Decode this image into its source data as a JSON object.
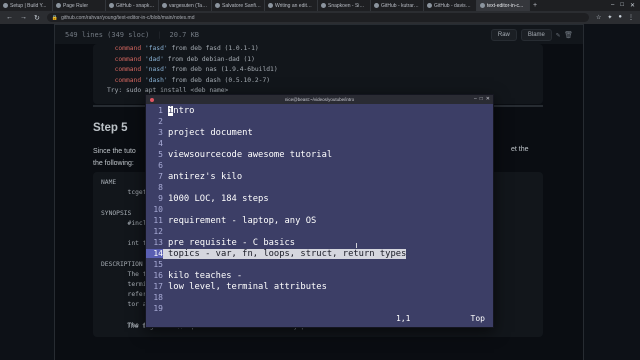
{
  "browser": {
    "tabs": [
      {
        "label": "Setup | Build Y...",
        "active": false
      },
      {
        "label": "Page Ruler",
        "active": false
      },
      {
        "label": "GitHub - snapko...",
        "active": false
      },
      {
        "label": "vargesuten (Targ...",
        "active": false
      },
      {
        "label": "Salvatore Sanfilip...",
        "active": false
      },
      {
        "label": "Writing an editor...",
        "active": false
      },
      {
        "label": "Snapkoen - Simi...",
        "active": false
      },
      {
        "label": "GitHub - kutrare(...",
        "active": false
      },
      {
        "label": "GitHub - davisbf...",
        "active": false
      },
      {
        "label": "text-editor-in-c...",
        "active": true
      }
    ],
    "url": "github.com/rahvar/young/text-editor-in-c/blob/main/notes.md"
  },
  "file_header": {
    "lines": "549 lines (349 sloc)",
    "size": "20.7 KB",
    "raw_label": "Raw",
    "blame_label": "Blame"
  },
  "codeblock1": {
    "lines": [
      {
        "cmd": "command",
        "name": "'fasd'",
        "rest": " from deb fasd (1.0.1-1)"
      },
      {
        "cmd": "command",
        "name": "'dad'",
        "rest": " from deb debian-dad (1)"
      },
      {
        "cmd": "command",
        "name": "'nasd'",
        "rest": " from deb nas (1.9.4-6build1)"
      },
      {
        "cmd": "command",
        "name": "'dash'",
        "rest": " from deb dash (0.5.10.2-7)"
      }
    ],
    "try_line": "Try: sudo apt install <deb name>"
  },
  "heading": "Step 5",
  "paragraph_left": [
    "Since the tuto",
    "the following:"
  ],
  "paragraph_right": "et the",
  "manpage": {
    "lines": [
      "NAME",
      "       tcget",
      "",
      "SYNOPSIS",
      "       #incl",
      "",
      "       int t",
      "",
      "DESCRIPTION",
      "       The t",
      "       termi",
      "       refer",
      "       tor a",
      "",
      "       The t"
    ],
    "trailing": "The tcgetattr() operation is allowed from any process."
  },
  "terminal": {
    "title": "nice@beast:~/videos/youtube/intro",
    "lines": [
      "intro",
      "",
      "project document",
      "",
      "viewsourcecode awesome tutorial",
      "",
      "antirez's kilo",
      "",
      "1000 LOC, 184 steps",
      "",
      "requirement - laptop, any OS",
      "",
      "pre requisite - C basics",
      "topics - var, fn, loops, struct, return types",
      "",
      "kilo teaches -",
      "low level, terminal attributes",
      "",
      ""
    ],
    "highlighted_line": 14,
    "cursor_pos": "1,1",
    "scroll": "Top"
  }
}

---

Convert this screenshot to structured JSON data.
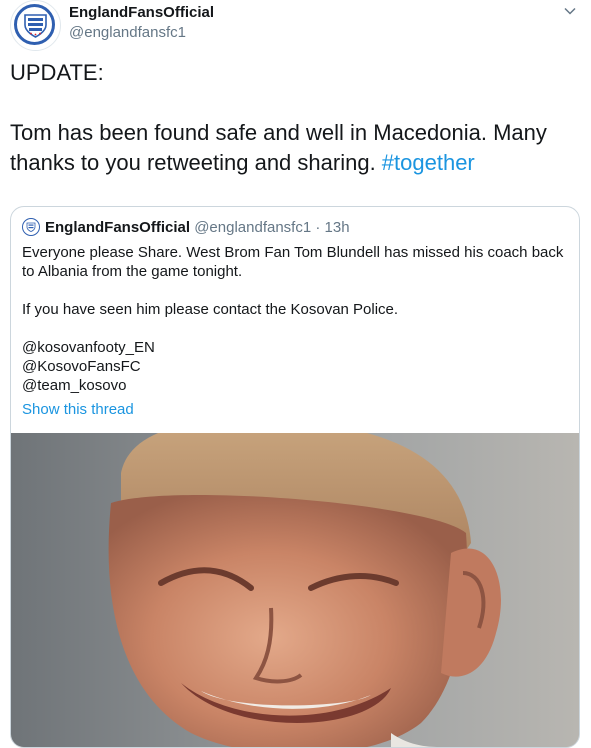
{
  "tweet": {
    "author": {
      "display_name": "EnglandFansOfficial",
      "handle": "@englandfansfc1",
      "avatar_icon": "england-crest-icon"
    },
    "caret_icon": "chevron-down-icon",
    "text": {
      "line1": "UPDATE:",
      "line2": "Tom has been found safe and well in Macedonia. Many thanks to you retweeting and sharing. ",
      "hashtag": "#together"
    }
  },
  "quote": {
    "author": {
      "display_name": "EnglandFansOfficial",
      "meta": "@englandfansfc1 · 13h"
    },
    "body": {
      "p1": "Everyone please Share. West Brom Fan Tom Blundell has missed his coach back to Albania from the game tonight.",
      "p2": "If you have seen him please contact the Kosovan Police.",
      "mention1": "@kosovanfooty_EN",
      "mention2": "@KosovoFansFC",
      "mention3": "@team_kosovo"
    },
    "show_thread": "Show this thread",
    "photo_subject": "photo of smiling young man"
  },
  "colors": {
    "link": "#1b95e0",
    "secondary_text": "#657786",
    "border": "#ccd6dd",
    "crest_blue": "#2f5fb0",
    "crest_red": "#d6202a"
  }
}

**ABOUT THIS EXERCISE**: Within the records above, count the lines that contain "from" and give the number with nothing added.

**COMPLETED EXERCISE**: 6